United Methodist Children's Home gives Crestview Area Shelter for the Homeless a new building on Duggan Avenue to help with overflow.

CRESTVIEW — Ann Sprague’s concern for the homeless is evident by the emotion in her voice when you speak to her about it.

“They’re human beings,” Sprague said. “Everybody has worth.”

Sprague is the president of the Crestview Area Shelter for the Homeless, or CASH as it is often referred to.

For the last four years, the shelter was operating out of a three-bedroom building given to them by the First United Methodist Church. The faith-based, non-profit organization eventually outgrew the building as they started seeing 30-50 people on a daily basis.

Sprague began looking for land to build a new shelter, but United Methodist Children's Home Executive Director Tracey Williams had other plans. Williams offered a bigger building, located at 120 Duggan Avenue, to the shelter for use.

“We had been using it to ramp up other programs and we had staff working out of that area,” Williams said. “We had a huge building we weren’t really making use of and when I saw the building (CASH) were using, I couldn’t believe it.”

Williams decided to find a smaller facility for her staff to use, so CASH could move into a building more suitable for their work.

Sprague called the act gracious.

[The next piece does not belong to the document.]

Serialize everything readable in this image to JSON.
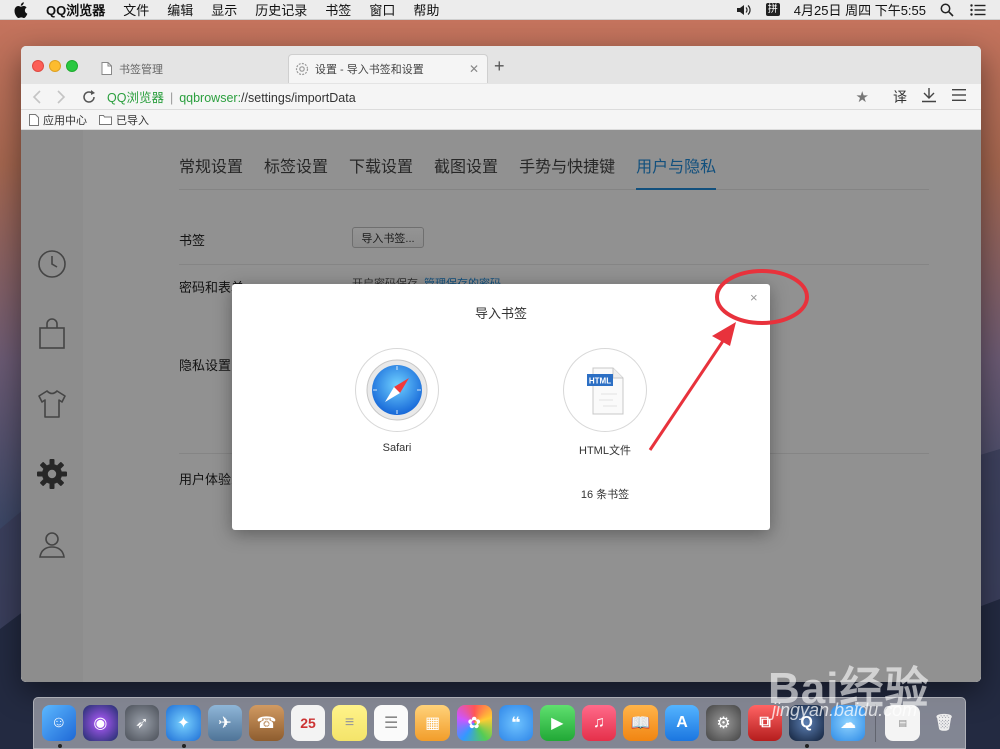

“God answers prayers,” Sprague said. “My vision was land, his vision was that ‘Hey you need this now.’”

The new CASH building has 12 bedrooms, a large kitchen and two sets of washers and dryers to help the organization meet the needs of the homeless.

CASH moved into the new building a few weeks ago. Currently, the building is a only being used as an open day shelter on Monday, Wednesday and Friday. 

The shelter also provides services such as helping people to get identification, find affordable housing or get to doctor's appointments.

Sprague hopes to have the shelter running at full capacity and open at least four days a week within the next couple months.

The shelter is in the process of finding volunteers to help with things such as transportation to the doctor appointments and sorting donations. Those who may not be physically able to help are asked to donate items such gift cards for food, groceries, toiletries and paper products.

“It takes a group of helpers,” Sprague said. “I couldn’t do it without them.”

The shelter is an easier way for people to get help, rather than panhandling on the streets. Sprague said that she doesn’t agree with panhandling because many do it for their addiction to drugs and alcohol.

“Give them a hamburger or bottle of water, but don’t give them cash,” Sprague said. “Bring your cash to us, so that we can spend it on them legitimately.”

A meeting will be held at the shelter at 3 p.m. Aug. 4 for anyone interested in volunteering.